Cornwall LivingIssue #71

Cornish coastal gardens

Chris Plant from Mid Cornwall Landscaping Ltd hopes to help bring some spring cheer and inspiration for your garden.

Thoughts of enjoying your garden may seem a long way off after an incredibly wet autumn and winter, and even Siberian snow covering the county. But with spring weather now on the way, Mid Cornwall Landscaping’s Chris Plant gives us his tips on getting the garden ready to enjoy.

“Creating a coastal or coastally inspired garden isn’t always easy but here are a few tips to point you in the right direction.”

“If asked the question ‘what is a typical Cornish garden?’ the answer could be broad and varied,” explains Chris, “but for me it would be one that takes its inspiration from the amazing natural landscape Cornwall has to offer and especially our unrivalled coastline.
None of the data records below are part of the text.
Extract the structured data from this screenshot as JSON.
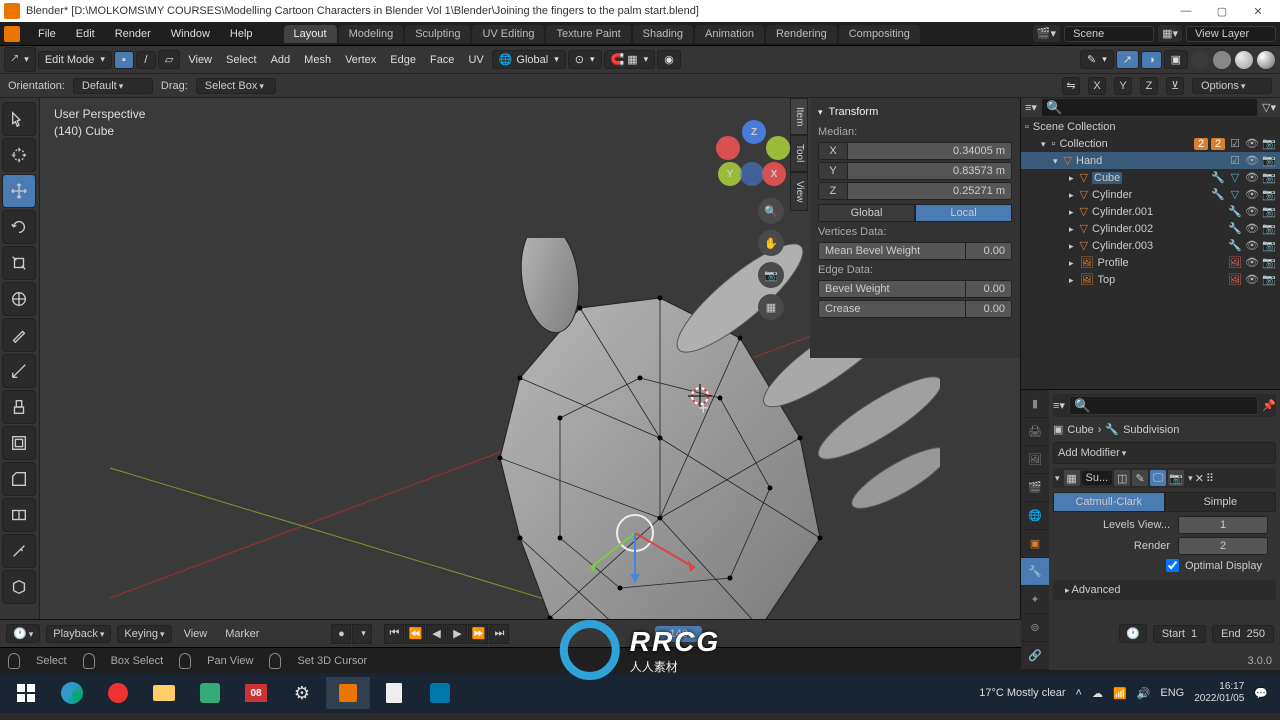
{
  "window": {
    "app": "Blender*",
    "path": "[D:\\MOLKOMS\\MY COURSES\\Modelling Cartoon Characters in Blender Vol 1\\Blender\\Joining the fingers to the palm start.blend]"
  },
  "menus": [
    "File",
    "Edit",
    "Render",
    "Window",
    "Help"
  ],
  "workspace_tabs": [
    "Layout",
    "Modeling",
    "Sculpting",
    "UV Editing",
    "Texture Paint",
    "Shading",
    "Animation",
    "Rendering",
    "Compositing"
  ],
  "active_workspace": "Layout",
  "header_right": {
    "scene": "Scene",
    "view_layer": "View Layer"
  },
  "toolbar": {
    "mode": "Edit Mode",
    "menus": [
      "View",
      "Select",
      "Add",
      "Mesh",
      "Vertex",
      "Edge",
      "Face",
      "UV"
    ],
    "orientation": "Global"
  },
  "subbar": {
    "orientation_label": "Orientation:",
    "orientation_value": "Default",
    "drag_label": "Drag:",
    "drag_value": "Select Box",
    "axes": [
      "X",
      "Y",
      "Z"
    ],
    "options": "Options"
  },
  "overlay": {
    "line1": "User Perspective",
    "line2": "(140) Cube"
  },
  "navball": {
    "x": "X",
    "y": "Y",
    "z": "Z"
  },
  "ntabs": [
    "Item",
    "Tool",
    "View"
  ],
  "npanel": {
    "title": "Transform",
    "median_label": "Median:",
    "coords": [
      {
        "axis": "X",
        "val": "0.34005 m"
      },
      {
        "axis": "Y",
        "val": "0.83573 m"
      },
      {
        "axis": "Z",
        "val": "0.25271 m"
      }
    ],
    "space": {
      "global": "Global",
      "local": "Local"
    },
    "verts_label": "Vertices Data:",
    "mean_bevel": {
      "label": "Mean Bevel Weight",
      "val": "0.00"
    },
    "edge_label": "Edge Data:",
    "bevel": {
      "label": "Bevel Weight",
      "val": "0.00"
    },
    "crease": {
      "label": "Crease",
      "val": "0.00"
    }
  },
  "outliner": {
    "root": "Scene Collection",
    "collection": {
      "name": "Collection",
      "badges": [
        "2",
        "2"
      ]
    },
    "nodes": [
      {
        "name": "Hand",
        "depth": 1,
        "open": true,
        "sel": true,
        "type": "mesh"
      },
      {
        "name": "Cube",
        "depth": 2,
        "type": "mesh",
        "sel_inner": true
      },
      {
        "name": "Cylinder",
        "depth": 2,
        "type": "mesh"
      },
      {
        "name": "Cylinder.001",
        "depth": 2,
        "type": "mesh"
      },
      {
        "name": "Cylinder.002",
        "depth": 2,
        "type": "mesh"
      },
      {
        "name": "Cylinder.003",
        "depth": 2,
        "type": "mesh"
      },
      {
        "name": "Profile",
        "depth": 2,
        "type": "image"
      },
      {
        "name": "Top",
        "depth": 2,
        "type": "image"
      }
    ]
  },
  "properties": {
    "breadcrumb": {
      "obj": "Cube",
      "mod": "Subdivision"
    },
    "add_modifier": "Add Modifier",
    "mod_name": "Su...",
    "subdiv_tabs": {
      "catmull": "Catmull-Clark",
      "simple": "Simple"
    },
    "levels_view": {
      "label": "Levels View...",
      "val": "1"
    },
    "render": {
      "label": "Render",
      "val": "2"
    },
    "optimal": "Optimal Display",
    "advanced": "Advanced"
  },
  "timeline": {
    "playback": "Playback",
    "keying": "Keying",
    "view": "View",
    "marker": "Marker",
    "current": "140",
    "start_label": "Start",
    "start": "1",
    "end_label": "End",
    "end": "250"
  },
  "statusbar": {
    "select": "Select",
    "box_select": "Box Select",
    "pan": "Pan View",
    "cursor": "Set 3D Cursor",
    "version": "3.0.0"
  },
  "taskbar": {
    "weather": "17°C  Mostly clear",
    "time": "16:17",
    "date": "2022/01/05"
  },
  "watermark": {
    "main": "RRCG",
    "sub": "人人素材"
  }
}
Creating a coastal or coastally inspired garden isn’t always easy but here are a few tips to point you in the right direction.”

Create shelter

Chris tells us that, whether you’re protecting yourself or your plants, making provision for shelter is essential in a coastal garden and should be one of your first considerations. “When planning patios, decks or seating areas, I would always recommend you give yourselves several options to take into account the different wind directions and the position of the sun at different times of the day. These don’t have to be large areas; in fact, some of these smaller spaces often work best and become favourite hideaways.”

Walls can be constructed to give shelter and create a feature in the garden. These can be constructed from natural slate or granite and can be used in both traditional and contemporary coastal gardens. Block and painted rendered walls are ideal to create that Mediterranean feel and provide a backdrop for planting.

“Fencing makes a good windbreak, and I would recommend a style that still allows some wind to pass through rather than solid panels. Upright timber sleepers can also be used to define areas and complement the coastal feel.”

Chris suggests several shrubs and hedging plants that will cope with extreme winds and salt laden air and can be planted to give shelter. “Evergreen hedging such as the ever popular Griselinia, Euonymus, Olearia and Elaeagnus all work well as windbreaks.”


Living and gardening in Cornwall brings its challenges but also gives an opportunity to grow plants which are unique to our climate. There are of course a fantastic range of trees, shrubs, perennials and succulents which will thrive in your coastal garden. Chris provides just a few for starters.

“For the subtropical feel there are the essential palms such as Cordyline, Trachycarpus and Phoenix palms as well as the Yuccas and Phormiums. After a trip to the Isles of Scilly many years ago, I loved seeing the Echiums and Agapanthus growing ‘wild’ and have successfully grown these in my own coastal garden over the years. I also like to take inspiration from the clifftops and dunes and would include grasses, such as Stipa tenuissima, Miscanthus Sinensis and Pennisetum Hameln. I feel they work best interplanted with perennials such as Achillea, Eryngium, Echinacea and Leucanthemum.”

Chris continues: “Armeria maritima (Sea Thrift) brings a mass of spring and summer colour to our clifftops and can be planted in your coastal garden in gravel areas or in stone walls along with other alpines, creeping plants such as Erigeron and succulents.”

With many years of experience of landscaping, the Mid Cornwall Landscaping Ltd team can assist in the design, construction and planting of your own coastal garden. Why not contact Chris or one of the team today?

"Creating a coastal or coastally inspired garden isn’t always easy but here are a few tips to point you in the right direction."